Unfortunately my school and district have not acknowledged Youth Art Month. We are, in fact, watching in horror as our arts programs are cut, reduced or decimated by downsizing. Our budgets were eliminated two years ago. At my school in particular art is kept alive only to facilitate a dumping ground for kids who have no where else to go. As I look through my grade book I can see that there has been a thirty percent turnover in students between August and March- with more transition to come. It ‘s hard to maintain a viable, quality program when students are constantly leaving and entering the class. Even sadder is that the students that I teach readily accept such substandard practices and policies. The community demographics of my school include a very low socio-economic level population who are essentially non-english speaking. The families of my students aren ‘t savvy to the school district ‘s political manipulations and therefore don ‘t always voice their concern or displeasure regarding changes in their children ‘s education. The students have become resigned to using inferior materials or not having enough supplies. They never question why another school can produce work in clay, oils or metal while they are using paper mache and colored pencils. We can challenge students in their core classes with rigorous academic curricula, but in art, without the proper materials and supplies, there is a limit to the level of sophistication that can be achieved.

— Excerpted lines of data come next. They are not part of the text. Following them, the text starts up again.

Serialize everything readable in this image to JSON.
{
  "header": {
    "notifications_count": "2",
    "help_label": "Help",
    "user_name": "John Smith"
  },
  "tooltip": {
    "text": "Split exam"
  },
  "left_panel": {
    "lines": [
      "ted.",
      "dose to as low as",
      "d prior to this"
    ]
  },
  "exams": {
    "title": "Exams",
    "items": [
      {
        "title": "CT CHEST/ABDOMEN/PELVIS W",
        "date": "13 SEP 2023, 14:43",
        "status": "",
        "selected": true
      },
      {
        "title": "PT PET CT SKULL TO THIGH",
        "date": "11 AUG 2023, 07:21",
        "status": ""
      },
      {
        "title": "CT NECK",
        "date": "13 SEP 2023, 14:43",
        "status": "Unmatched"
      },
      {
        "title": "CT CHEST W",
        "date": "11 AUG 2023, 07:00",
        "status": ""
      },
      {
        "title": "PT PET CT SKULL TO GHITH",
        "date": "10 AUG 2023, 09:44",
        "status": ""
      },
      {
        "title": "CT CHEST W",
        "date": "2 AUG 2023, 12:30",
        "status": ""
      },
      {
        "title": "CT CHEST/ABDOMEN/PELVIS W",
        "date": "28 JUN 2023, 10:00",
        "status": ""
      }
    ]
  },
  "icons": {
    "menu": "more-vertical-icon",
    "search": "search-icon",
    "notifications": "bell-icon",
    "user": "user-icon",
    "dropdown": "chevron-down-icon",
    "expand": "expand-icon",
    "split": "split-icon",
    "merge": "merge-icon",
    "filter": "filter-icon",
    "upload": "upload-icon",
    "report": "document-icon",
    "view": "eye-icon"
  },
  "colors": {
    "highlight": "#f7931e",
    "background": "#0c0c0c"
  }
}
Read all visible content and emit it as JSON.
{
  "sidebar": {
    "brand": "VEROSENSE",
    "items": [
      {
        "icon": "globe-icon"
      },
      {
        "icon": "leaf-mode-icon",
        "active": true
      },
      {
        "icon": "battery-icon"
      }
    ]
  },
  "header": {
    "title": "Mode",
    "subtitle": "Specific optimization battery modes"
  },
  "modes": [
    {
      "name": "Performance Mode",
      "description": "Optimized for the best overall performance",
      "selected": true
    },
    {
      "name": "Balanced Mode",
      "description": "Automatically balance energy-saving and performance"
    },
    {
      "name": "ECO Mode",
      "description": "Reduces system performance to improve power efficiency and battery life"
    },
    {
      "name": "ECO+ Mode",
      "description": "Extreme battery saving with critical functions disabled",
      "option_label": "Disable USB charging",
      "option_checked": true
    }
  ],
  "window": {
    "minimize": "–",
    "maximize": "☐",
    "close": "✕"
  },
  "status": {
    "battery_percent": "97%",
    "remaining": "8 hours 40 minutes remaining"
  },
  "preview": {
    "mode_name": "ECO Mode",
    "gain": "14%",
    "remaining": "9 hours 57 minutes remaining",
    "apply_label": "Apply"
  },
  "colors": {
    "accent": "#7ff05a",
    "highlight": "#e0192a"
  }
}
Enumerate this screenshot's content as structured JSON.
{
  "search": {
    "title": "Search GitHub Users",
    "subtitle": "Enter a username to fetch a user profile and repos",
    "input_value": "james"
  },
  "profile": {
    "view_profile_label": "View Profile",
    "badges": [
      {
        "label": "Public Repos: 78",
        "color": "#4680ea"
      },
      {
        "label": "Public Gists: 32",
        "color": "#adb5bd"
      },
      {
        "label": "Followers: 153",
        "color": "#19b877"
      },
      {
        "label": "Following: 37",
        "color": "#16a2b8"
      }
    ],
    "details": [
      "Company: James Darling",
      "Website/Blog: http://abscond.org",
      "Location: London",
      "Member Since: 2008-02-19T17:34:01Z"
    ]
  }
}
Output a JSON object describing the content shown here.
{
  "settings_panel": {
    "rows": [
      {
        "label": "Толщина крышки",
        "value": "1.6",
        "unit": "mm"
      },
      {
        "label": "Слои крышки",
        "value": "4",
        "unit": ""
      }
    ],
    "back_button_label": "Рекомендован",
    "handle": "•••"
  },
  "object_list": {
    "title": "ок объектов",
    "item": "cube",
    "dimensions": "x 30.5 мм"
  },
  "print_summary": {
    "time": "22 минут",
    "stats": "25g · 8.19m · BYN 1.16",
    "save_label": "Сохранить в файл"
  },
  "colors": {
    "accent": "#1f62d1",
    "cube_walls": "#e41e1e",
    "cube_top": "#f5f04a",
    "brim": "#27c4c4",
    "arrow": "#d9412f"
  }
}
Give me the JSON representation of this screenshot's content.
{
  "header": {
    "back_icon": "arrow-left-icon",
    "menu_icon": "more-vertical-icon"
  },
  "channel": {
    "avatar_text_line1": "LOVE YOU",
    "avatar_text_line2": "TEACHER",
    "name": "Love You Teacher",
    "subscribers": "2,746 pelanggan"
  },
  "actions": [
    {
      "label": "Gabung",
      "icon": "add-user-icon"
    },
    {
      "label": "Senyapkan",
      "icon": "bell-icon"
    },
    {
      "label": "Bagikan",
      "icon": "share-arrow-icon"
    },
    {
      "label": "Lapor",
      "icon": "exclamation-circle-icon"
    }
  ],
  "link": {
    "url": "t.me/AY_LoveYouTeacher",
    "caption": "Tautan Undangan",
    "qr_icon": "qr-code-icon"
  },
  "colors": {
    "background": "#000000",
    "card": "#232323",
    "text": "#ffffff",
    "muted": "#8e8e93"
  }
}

Maybe a component to Youth Art Month should be public awareness of the financial frailty of art programs in public education. Art educators can channel talent into wonderful end products using limited resources, and the public applauds the efforts and the results. What the public never sees, however, is the potential for what a child could do given smaller classes with better materials and more time. The ACMI is composed of industry giants such as Crayola, Eberhard Faber, Ticonderoga, Dick Blick, Chartpack and more. These manufacturers stand to benefit as long as art education is alive and well. Perhaps the ACMI can do more than sponsor a flag design contest each year. They can support our voice in Washington for funding for arts education. They can generate revenue by donating a percentage of their gross sales generated during March, Youth Art Month, back to the classrooms. As art educators we are indebted to them for being the first to dedicate an entire month to art education. But there is greater work to be done. And with their help we can continue to cultivate young artists and promote the growth of great art education programs.